── Supplied records

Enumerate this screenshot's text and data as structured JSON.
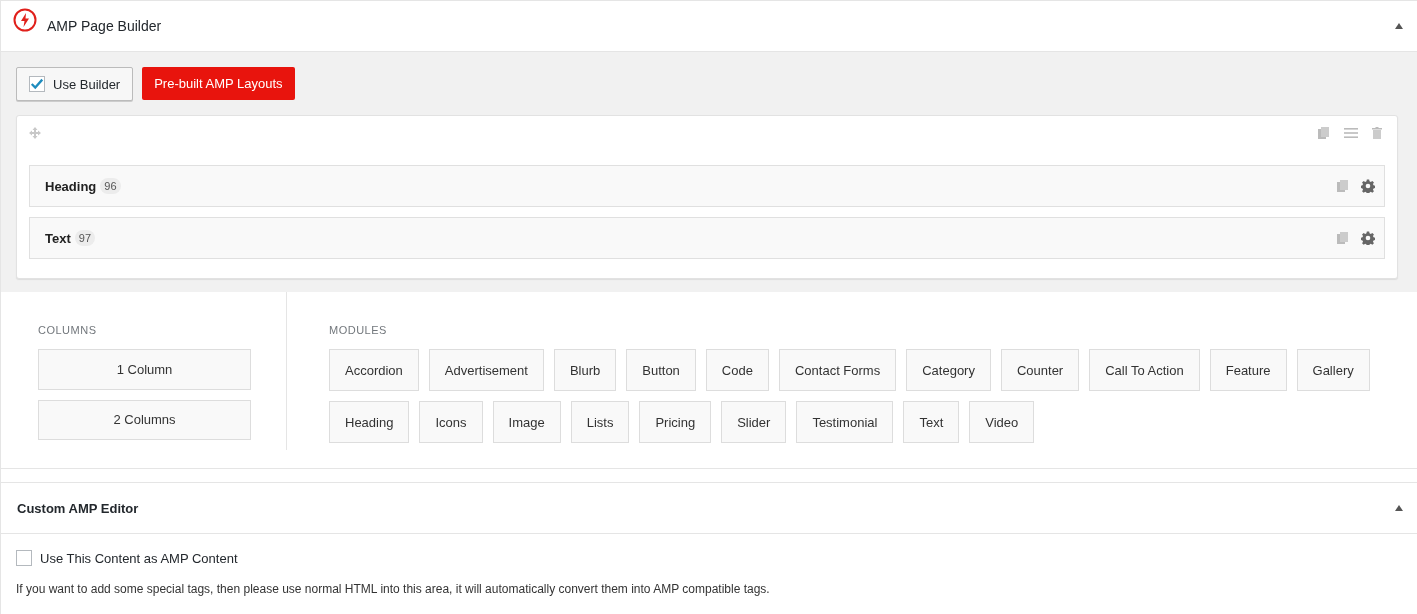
{
  "builder_panel": {
    "title": "AMP Page Builder",
    "expanded": true
  },
  "toolbar": {
    "use_builder": {
      "label": "Use Builder",
      "checked": true
    },
    "layouts_button": "Pre-built AMP Layouts"
  },
  "row_modules": [
    {
      "name": "Heading",
      "count": "96"
    },
    {
      "name": "Text",
      "count": "97"
    }
  ],
  "columns": {
    "heading": "COLUMNS",
    "items": [
      "1 Column",
      "2 Columns"
    ]
  },
  "modules": {
    "heading": "MODULES",
    "items": [
      "Accordion",
      "Advertisement",
      "Blurb",
      "Button",
      "Code",
      "Contact Forms",
      "Category",
      "Counter",
      "Call To Action",
      "Feature",
      "Gallery",
      "Heading",
      "Icons",
      "Image",
      "Lists",
      "Pricing",
      "Slider",
      "Testimonial",
      "Text",
      "Video"
    ]
  },
  "editor_panel": {
    "title": "Custom AMP Editor",
    "expanded": true,
    "use_content": {
      "label": "Use This Content as AMP Content",
      "checked": false
    },
    "note": "If you want to add some special tags, then please use normal HTML into this area, it will automatically convert them into AMP compatible tags."
  }
}
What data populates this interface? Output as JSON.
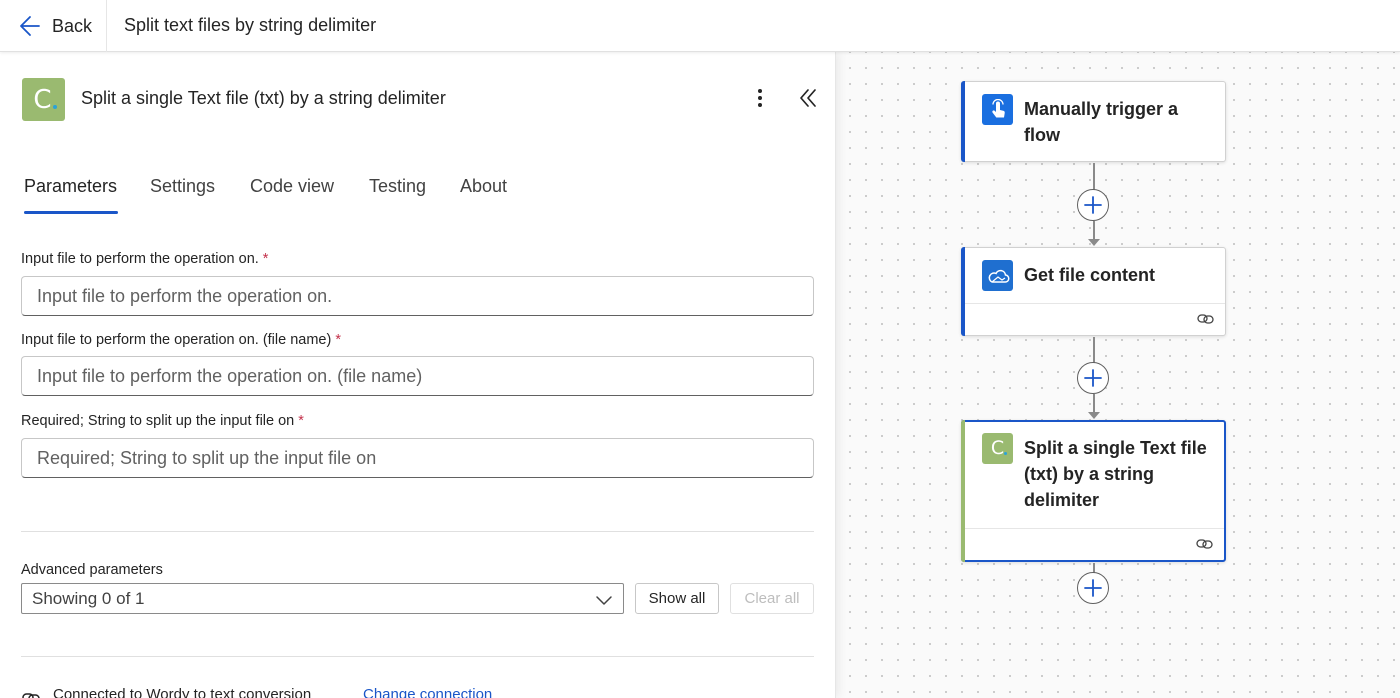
{
  "header": {
    "back_label": "Back",
    "flow_title": "Split text files by string delimiter"
  },
  "panel": {
    "title": "Split a single Text file (txt) by a string delimiter",
    "logo_letter": "C",
    "tabs": [
      {
        "label": "Parameters",
        "active": true
      },
      {
        "label": "Settings",
        "active": false
      },
      {
        "label": "Code view",
        "active": false
      },
      {
        "label": "Testing",
        "active": false
      },
      {
        "label": "About",
        "active": false
      }
    ],
    "fields": [
      {
        "label": "Input file to perform the operation on.",
        "required": "*",
        "placeholder": "Input file to perform the operation on.",
        "value": ""
      },
      {
        "label": "Input file to perform the operation on. (file name)",
        "required": "*",
        "placeholder": "Input file to perform the operation on. (file name)",
        "value": ""
      },
      {
        "label": "Required; String to split up the input file on",
        "required": "*",
        "placeholder": "Required; String to split up the input file on",
        "value": ""
      }
    ],
    "advanced": {
      "label": "Advanced parameters",
      "selected": "Showing 0 of 1",
      "show_all": "Show all",
      "clear_all": "Clear all"
    },
    "connection": {
      "text": "Connected to Wordy to text conversion",
      "change_link": "Change connection"
    }
  },
  "canvas": {
    "cards": [
      {
        "title_line1": "Manually trigger a",
        "title_line2": "flow",
        "icon": "touch-trigger-icon",
        "accent": "#1a56c8"
      },
      {
        "title_line1": "Get file content",
        "icon": "onedrive-cloud-icon",
        "accent": "#1a56c8"
      },
      {
        "title_line1": "Split a single Text file",
        "title_line2": "(txt) by a string",
        "title_line3": "delimiter",
        "icon": "connector-c-icon",
        "accent": "#9aba70",
        "logo_letter": "C"
      }
    ]
  },
  "colors": {
    "accent_blue": "#1a56c8",
    "connector_green": "#9aba70",
    "required_red": "#c4314b"
  }
}
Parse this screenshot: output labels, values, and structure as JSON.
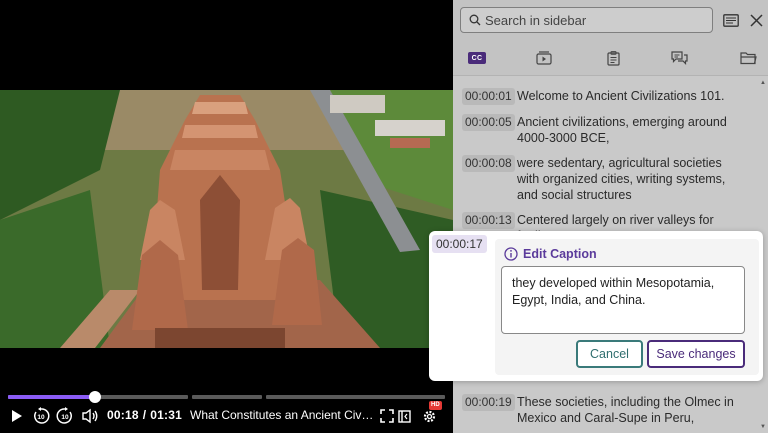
{
  "player": {
    "current_time": "00:18",
    "separator": "/",
    "duration": "01:31",
    "progress_fraction": 0.198,
    "title": "What Constitutes an Ancient Civilization?",
    "skip_back_label": "10",
    "skip_forward_label": "10",
    "hd_badge": "HD",
    "accent_color": "#8b5cf6"
  },
  "sidebar": {
    "search": {
      "placeholder": "Search in sidebar",
      "value": ""
    },
    "tabs": [
      "cc-icon",
      "playlist-icon",
      "notes-icon",
      "chat-icon",
      "folder-icon"
    ],
    "cc_label": "CC",
    "captions": [
      {
        "time": "00:00:01",
        "text": "Welcome to Ancient Civilizations 101."
      },
      {
        "time": "00:00:05",
        "text": "Ancient civilizations, emerging around 4000-3000 BCE,"
      },
      {
        "time": "00:00:08",
        "text": "were sedentary, agricultural societies with organized cities, writing systems, and social structures"
      },
      {
        "time": "00:00:13",
        "text": "Centered largely on river valleys for fertile"
      },
      {
        "time": "00:00:19",
        "text": "These societies, including the Olmec in Mexico and Caral-Supe in Peru,"
      }
    ]
  },
  "edit_caption": {
    "time": "00:00:17",
    "title": "Edit Caption",
    "text": "they developed within Mesopotamia, Egypt, India, and China.",
    "cancel_label": "Cancel",
    "save_label": "Save changes",
    "accent_color": "#4a2b7a"
  }
}
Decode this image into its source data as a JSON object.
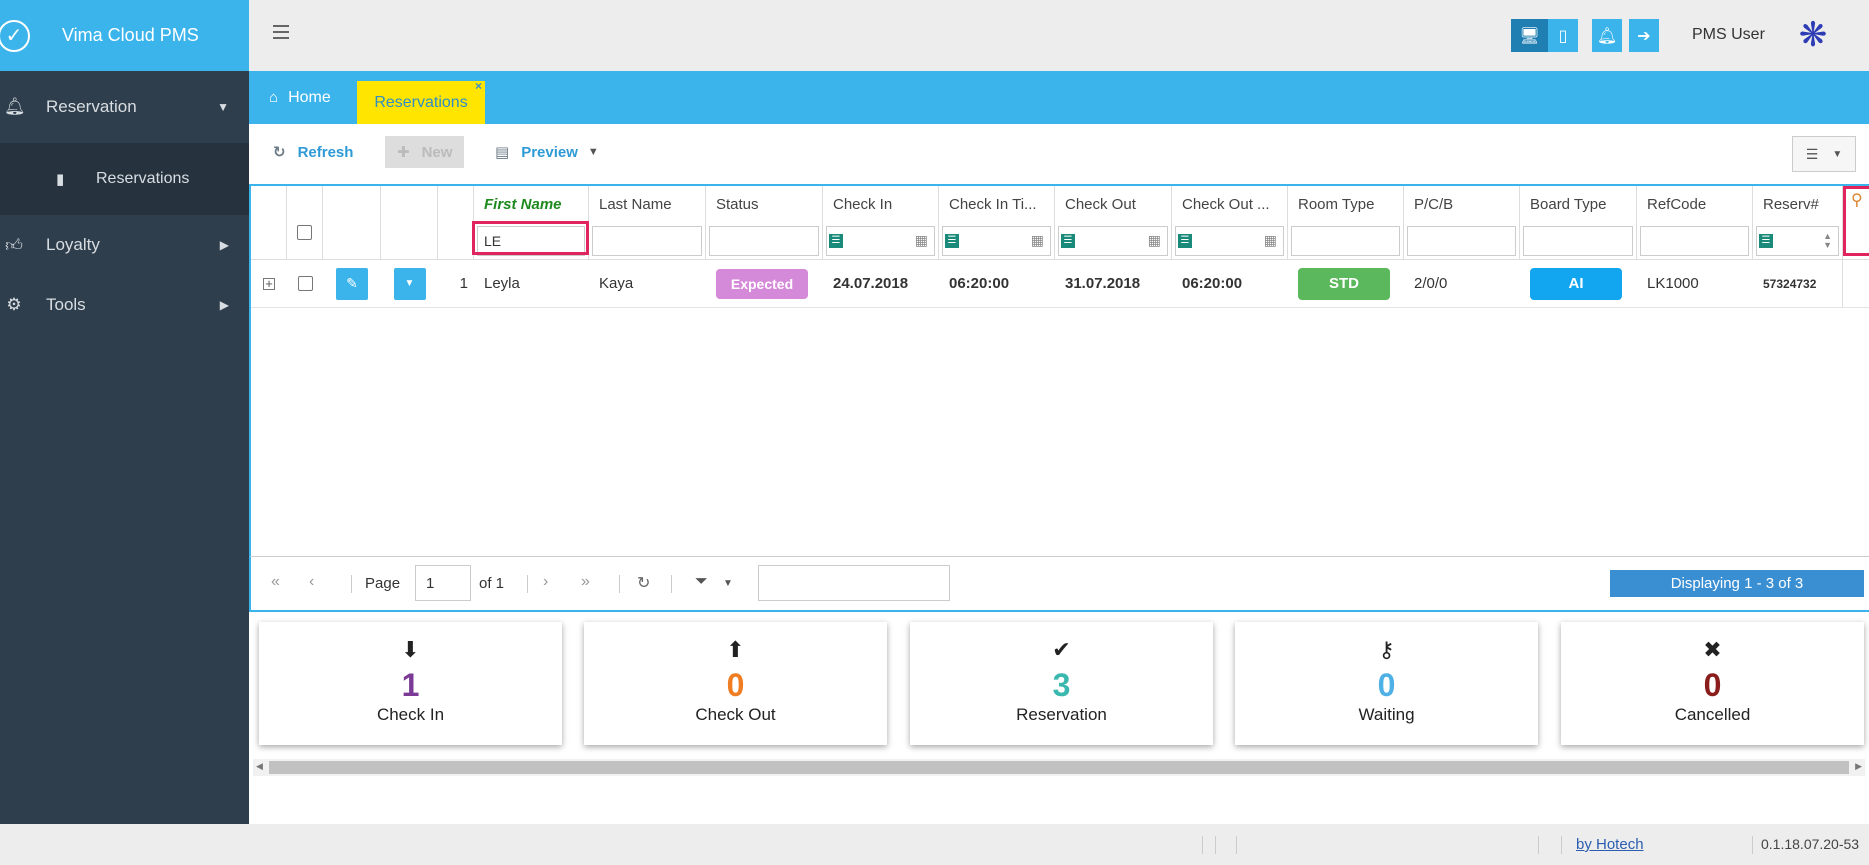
{
  "app": {
    "title": "Vima Cloud PMS"
  },
  "sidebar": {
    "items": [
      {
        "label": "Reservation",
        "icon": "bell-icon"
      },
      {
        "label": "Reservations",
        "icon": "book-icon"
      },
      {
        "label": "Loyalty",
        "icon": "thumbs-up-icon"
      },
      {
        "label": "Tools",
        "icon": "gears-icon"
      }
    ]
  },
  "topbar": {
    "user": "PMS User"
  },
  "tabs": {
    "home": "Home",
    "active": "Reservations",
    "close": "×"
  },
  "toolbar": {
    "refresh": "Refresh",
    "new": "New",
    "preview": "Preview"
  },
  "grid": {
    "columns": [
      "First Name",
      "Last Name",
      "Status",
      "Check In",
      "Check In Ti...",
      "Check Out",
      "Check Out ...",
      "Room Type",
      "P/C/B",
      "Board Type",
      "RefCode",
      "Reserv#"
    ],
    "filter_first_name": "LE",
    "row": {
      "index": "1",
      "first_name": "Leyla",
      "last_name": "Kaya",
      "status": "Expected",
      "check_in": "24.07.2018",
      "check_in_time": "06:20:00",
      "check_out": "31.07.2018",
      "check_out_time": "06:20:00",
      "room_type": "STD",
      "pcb": "2/0/0",
      "board_type": "AI",
      "ref_code": "LK1000",
      "reserv_no": "57324732"
    }
  },
  "pager": {
    "page_label": "Page",
    "page_value": "1",
    "of_label": "of 1",
    "display": "Displaying 1 - 3 of 3"
  },
  "stats": [
    {
      "value": "1",
      "label": "Check In",
      "color": "#7b3a96",
      "icon": "arrow-down-circle-icon"
    },
    {
      "value": "0",
      "label": "Check Out",
      "color": "#f07d22",
      "icon": "arrow-up-circle-icon"
    },
    {
      "value": "3",
      "label": "Reservation",
      "color": "#3ab8ad",
      "icon": "check-icon"
    },
    {
      "value": "0",
      "label": "Waiting",
      "color": "#4fb0e6",
      "icon": "key-icon"
    },
    {
      "value": "0",
      "label": "Cancelled",
      "color": "#8a1c1c",
      "icon": "times-circle-icon"
    }
  ],
  "footer": {
    "link": "by Hotech",
    "version": "0.1.18.07.20-53"
  },
  "colors": {
    "primary": "#3bb4ec",
    "sidebar": "#2f3e4c",
    "tab_active": "#ffe500",
    "status_expected": "#d58ad9",
    "room_std": "#5cb85c",
    "board_ai": "#12a5f0"
  }
}
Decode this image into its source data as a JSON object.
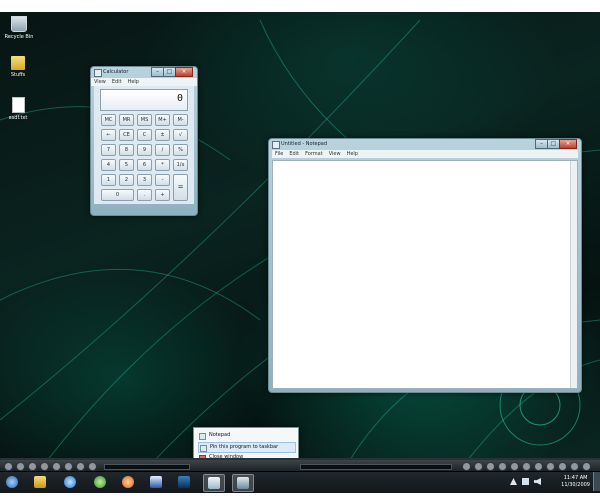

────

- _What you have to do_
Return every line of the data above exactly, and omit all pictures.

- _Answer for the task_
Enumerate this screenshot's text and data as structured JSON.
{
  "builder_panel": {
    "title": "AMP Page Builder",
    "expanded": true
  },
  "toolbar": {
    "use_builder": {
      "label": "Use Builder",
      "checked": true
    },
    "layouts_button": "Pre-built AMP Layouts"
  },
  "row_modules": [
    {
      "name": "Heading",
      "count": "96"
    },
    {
      "name": "Text",
      "count": "97"
    }
  ],
  "columns": {
    "heading": "COLUMNS",
    "items": [
      "1 Column",
      "2 Columns"
    ]
  },
  "modules": {
    "heading": "MODULES",
    "items": [
      "Accordion",
      "Advertisement",
      "Blurb",
      "Button",
      "Code",
      "Contact Forms",
      "Category",
      "Counter",
      "Call To Action",
      "Feature",
      "Gallery",
      "Heading",
      "Icons",
      "Image",
      "Lists",
      "Pricing",
      "Slider",
      "Testimonial",
      "Text",
      "Video"
    ]
  },
  "editor_panel": {
    "title": "Custom AMP Editor",
    "expanded": true,
    "use_content": {
      "label": "Use This Content as AMP Content",
      "checked": false
    },
    "note": "If you want to add some special tags, then please use normal HTML into this area, it will automatically convert them into AMP compatible tags."
  }
}
What data populates this interface? Output as JSON.
{
  "header": {
    "back_label": "Back",
    "flow_title": "Split text files by string delimiter"
  },
  "panel": {
    "title": "Split a single Text file (txt) by a string delimiter",
    "logo_letter": "C",
    "tabs": [
      {
        "label": "Parameters",
        "active": true
      },
      {
        "label": "Settings",
        "active": false
      },
      {
        "label": "Code view",
        "active": false
      },
      {
        "label": "Testing",
        "active": false
      },
      {
        "label": "About",
        "active": false
      }
    ],
    "fields": [
      {
        "label": "Input file to perform the operation on.",
        "required": "*",
        "placeholder": "Input file to perform the operation on.",
        "value": ""
      },
      {
        "label": "Input file to perform the operation on. (file name)",
        "required": "*",
        "placeholder": "Input file to perform the operation on. (file name)",
        "value": ""
      },
      {
        "label": "Required; String to split up the input file on",
        "required": "*",
        "placeholder": "Required; String to split up the input file on",
        "value": ""
      }
    ],
    "advanced": {
      "label": "Advanced parameters",
      "selected": "Showing 0 of 1",
      "show_all": "Show all",
      "clear_all": "Clear all"
    },
    "connection": {
      "text": "Connected to Wordy to text conversion",
      "change_link": "Change connection"
    }
  },
  "canvas": {
    "cards": [
      {
        "title_line1": "Manually trigger a",
        "title_line2": "flow",
        "icon": "touch-trigger-icon",
        "accent": "#1a56c8"
      },
      {
        "title_line1": "Get file content",
        "icon": "onedrive-cloud-icon",
        "accent": "#1a56c8"
      },
      {
        "title_line1": "Split a single Text file",
        "title_line2": "(txt) by a string",
        "title_line3": "delimiter",
        "icon": "connector-c-icon",
        "accent": "#9aba70",
        "logo_letter": "C"
      }
    ]
  },
  "colors": {
    "accent_blue": "#1a56c8",
    "connector_green": "#9aba70",
    "required_red": "#c4314b"
  }
}
Parse this screenshot: output labels, values, and structure as JSON.
{
  "player": {
    "current_time": "00:18",
    "separator": "/",
    "duration": "01:31",
    "progress_fraction": 0.198,
    "title": "What Constitutes an Ancient Civilization?",
    "skip_back_label": "10",
    "skip_forward_label": "10",
    "hd_badge": "HD",
    "accent_color": "#8b5cf6"
  },
  "sidebar": {
    "search": {
      "placeholder": "Search in sidebar",
      "value": ""
    },
    "tabs": [
      "cc-icon",
      "playlist-icon",
      "notes-icon",
      "chat-icon",
      "folder-icon"
    ],
    "cc_label": "CC",
    "captions": [
      {
        "time": "00:00:01",
        "text": "Welcome to Ancient Civilizations 101."
      },
      {
        "time": "00:00:05",
        "text": "Ancient civilizations, emerging around 4000-3000 BCE,"
      },
      {
        "time": "00:00:08",
        "text": "were sedentary, agricultural societies with organized cities, writing systems, and social structures"
      },
      {
        "time": "00:00:13",
        "text": "Centered largely on river valleys for fertile"
      },
      {
        "time": "00:00:19",
        "text": "These societies, including the Olmec in Mexico and Caral-Supe in Peru,"
      }
    ]
  },
  "edit_caption": {
    "time": "00:00:17",
    "title": "Edit Caption",
    "text": "they developed within Mesopotamia, Egypt, India, and China.",
    "cancel_label": "Cancel",
    "save_label": "Save changes",
    "accent_color": "#4a2b7a"
  }
}
Decode this image into its source data as a JSON object.
{
  "app": {
    "title": "Vima Cloud PMS"
  },
  "sidebar": {
    "items": [
      {
        "label": "Reservation",
        "icon": "bell-icon"
      },
      {
        "label": "Reservations",
        "icon": "book-icon"
      },
      {
        "label": "Loyalty",
        "icon": "thumbs-up-icon"
      },
      {
        "label": "Tools",
        "icon": "gears-icon"
      }
    ]
  },
  "topbar": {
    "user": "PMS User"
  },
  "tabs": {
    "home": "Home",
    "active": "Reservations",
    "close": "×"
  },
  "toolbar": {
    "refresh": "Refresh",
    "new": "New",
    "preview": "Preview"
  },
  "grid": {
    "columns": [
      "First Name",
      "Last Name",
      "Status",
      "Check In",
      "Check In Ti...",
      "Check Out",
      "Check Out ...",
      "Room Type",
      "P/C/B",
      "Board Type",
      "RefCode",
      "Reserv#"
    ],
    "filter_first_name": "LE",
    "row": {
      "index": "1",
      "first_name": "Leyla",
      "last_name": "Kaya",
      "status": "Expected",
      "check_in": "24.07.2018",
      "check_in_time": "06:20:00",
      "check_out": "31.07.2018",
      "check_out_time": "06:20:00",
      "room_type": "STD",
      "pcb": "2/0/0",
      "board_type": "AI",
      "ref_code": "LK1000",
      "reserv_no": "57324732"
    }
  },
  "pager": {
    "page_label": "Page",
    "page_value": "1",
    "of_label": "of 1",
    "display": "Displaying 1 - 3 of 3"
  },
  "stats": [
    {
      "value": "1",
      "label": "Check In",
      "color": "#7b3a96",
      "icon": "arrow-down-circle-icon"
    },
    {
      "value": "0",
      "label": "Check Out",
      "color": "#f07d22",
      "icon": "arrow-up-circle-icon"
    },
    {
      "value": "3",
      "label": "Reservation",
      "color": "#3ab8ad",
      "icon": "check-icon"
    },
    {
      "value": "0",
      "label": "Waiting",
      "color": "#4fb0e6",
      "icon": "key-icon"
    },
    {
      "value": "0",
      "label": "Cancelled",
      "color": "#8a1c1c",
      "icon": "times-circle-icon"
    }
  ],
  "footer": {
    "link": "by Hotech",
    "version": "0.1.18.07.20-53"
  },
  "colors": {
    "primary": "#3bb4ec",
    "sidebar": "#2f3e4c",
    "tab_active": "#ffe500",
    "status_expected": "#d58ad9",
    "room_std": "#5cb85c",
    "board_ai": "#12a5f0"
  }
}
Decode this image into its source data as a JSON object.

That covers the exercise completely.